Historical Profiles: NarrowBoat, Summer 2006
A historical profile of the UK’s best known waterway compiled by Richard Dean and Peter Brown with the story of how a planned north–south route ended up as an east–west canal – and how it was nearly lost to us for ever in the 1940s.

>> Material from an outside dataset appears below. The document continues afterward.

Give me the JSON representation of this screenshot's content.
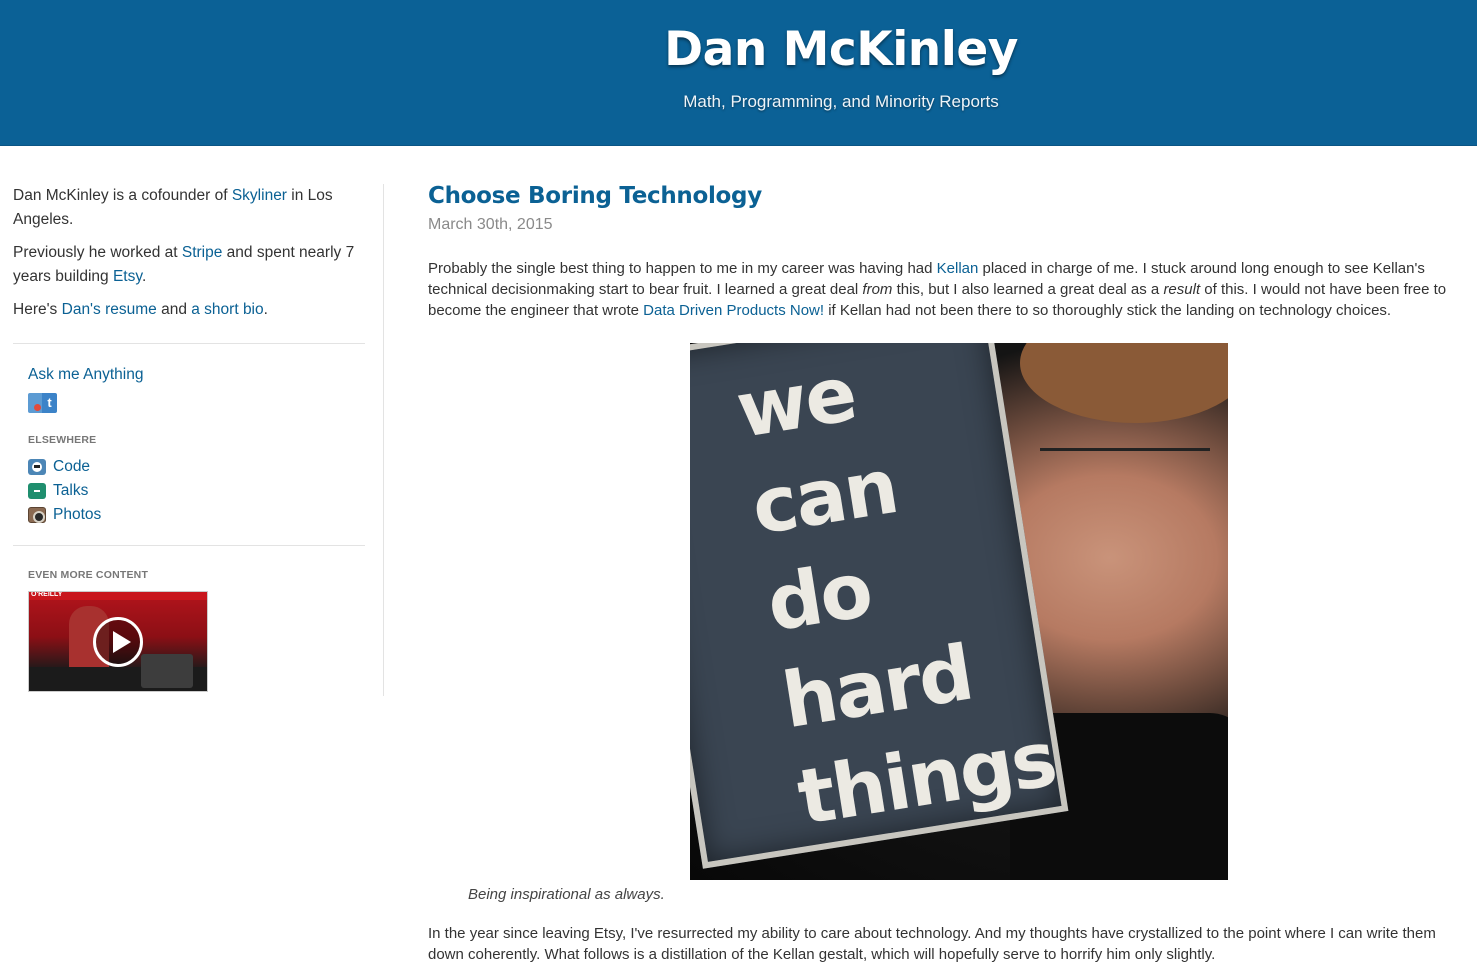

Thomas Telford, writing in 1797 whilst construction was still in progress, explained that the Ellesmere Canal “... is in fact a system of Canals, distributed over that extensive and fertile district of country which lies between the banks of the Severn on the South, and those of the river Mersey upon the North, and between the skirts of North Wales on the West, and the borders of Staffordshire on the East…”. His description is still appropriate. Andrew Yarranton had surveyed possible improvements to the River Dee below Chester, and in 1674 he commented that by a navigation upstream to Bangor bridge, it “… will be a means to make the River Severne helpful to convey all Goods to London…” via the rivers Avon and Thames. At that time he probably had land carriage in mind between Bangor and the Severn, but by 1762 a canal connection was envisaged, which James Brindley was commissioned to investigate. He seems to have looked at a line through Whi…